2. I wish I had the right words, just know I care.
3. I don’t know how you feel, but I am here to help in anyway I can.
4. You and your loved one will be in my thoughts and prayers.
5. My favorite memory of your loved one is…
In our culture, touch is too often motivated by
1.) Desire. 2.) Demand.
Many don’t know how to touch outside of those two categories.
There’s a rather new interdisciplinary area of study called haptonomy which explores how to touch outside of the desire and demand categories. Haptonomy is the study of psycho-tactile communication. Psychologist and hospice pioneer Marie de Hennezel writes concerning her training in haptonomy:
One develops and tries to ripen one’s human faculties of contact; one learns to ‘dare’ to encounter another human being by touch. It may seem foolish to undergo formal training in order to develop a basic human faculty. Unfortunately, the world in which we all grew up and continue to develop is one that doesn’t encourage spontaneous emotional contact. Certainly we touch other people, but that’s when the intention is erotic. Other times, the context is impersonalizing, as in the medical sphere, when one is most often manipulating ‘bodily objects.’ What is forgotten is what the whole person may feel. “
There’s touching with desire, touching with demand and — here’s a third option — there’s touching with devotion. Touching with devotion is an ardent recognition of the value of people … it’s not forceful or uncomfortable, rather it’s respectful and produces ease.

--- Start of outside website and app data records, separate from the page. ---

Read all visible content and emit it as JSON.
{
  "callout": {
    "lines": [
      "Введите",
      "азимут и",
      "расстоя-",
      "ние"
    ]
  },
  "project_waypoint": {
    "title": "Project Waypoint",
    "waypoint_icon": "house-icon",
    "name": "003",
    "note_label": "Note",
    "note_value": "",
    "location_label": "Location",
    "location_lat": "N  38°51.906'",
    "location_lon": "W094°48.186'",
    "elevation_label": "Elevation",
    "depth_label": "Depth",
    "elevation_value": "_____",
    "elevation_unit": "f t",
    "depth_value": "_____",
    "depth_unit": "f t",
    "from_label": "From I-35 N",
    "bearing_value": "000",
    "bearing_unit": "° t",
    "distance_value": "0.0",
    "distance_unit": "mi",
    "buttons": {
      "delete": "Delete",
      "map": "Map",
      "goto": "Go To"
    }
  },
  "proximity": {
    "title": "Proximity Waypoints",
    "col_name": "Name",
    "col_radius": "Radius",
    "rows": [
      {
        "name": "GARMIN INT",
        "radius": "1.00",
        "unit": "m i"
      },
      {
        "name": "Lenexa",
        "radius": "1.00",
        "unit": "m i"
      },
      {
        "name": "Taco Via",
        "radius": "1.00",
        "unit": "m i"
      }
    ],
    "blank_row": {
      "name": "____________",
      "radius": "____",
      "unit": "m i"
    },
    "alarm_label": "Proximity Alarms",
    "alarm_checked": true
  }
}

There’s one place where the humanizing, respectful and relaxing touch of devotion is seen on a regular basis.
That place is death.
We receive the phone call that so-and-so has died at their home. We put on our dress cloth, drive to the house and there awaiting us is so-and-so’s family. We walk in and instead of shaking their hands, we reach for a hug. And they reach back.
At the funeral of so-and-so, family and friends hug and kiss and embrace all day. It’s those hugs and embraces that somehow make a funeral bearable … they somehow relax the otherwise tumultuous experience of death.
The irony is that a human has to die for true humanity to be found.
Mainstream medicine is catching on to the power of devotional touch.
The University of Miami conducted over 100 studies on the power of devotional touch and this is what they found: Devotional touch can: produce faster growth in premature babies
caused reduced pain in children and adults
decrease autoimmune disease symptoms
lowered glucose levels in children with diabetes
improved immune systems in people with cancer.
Other studies have show that devotional touch can
lower stress levels
boost immune systems
Why do we reserve the life giving power of touch only for death and funerals?
What would happen if we would daily interact with our friends and family like we were at a funeral?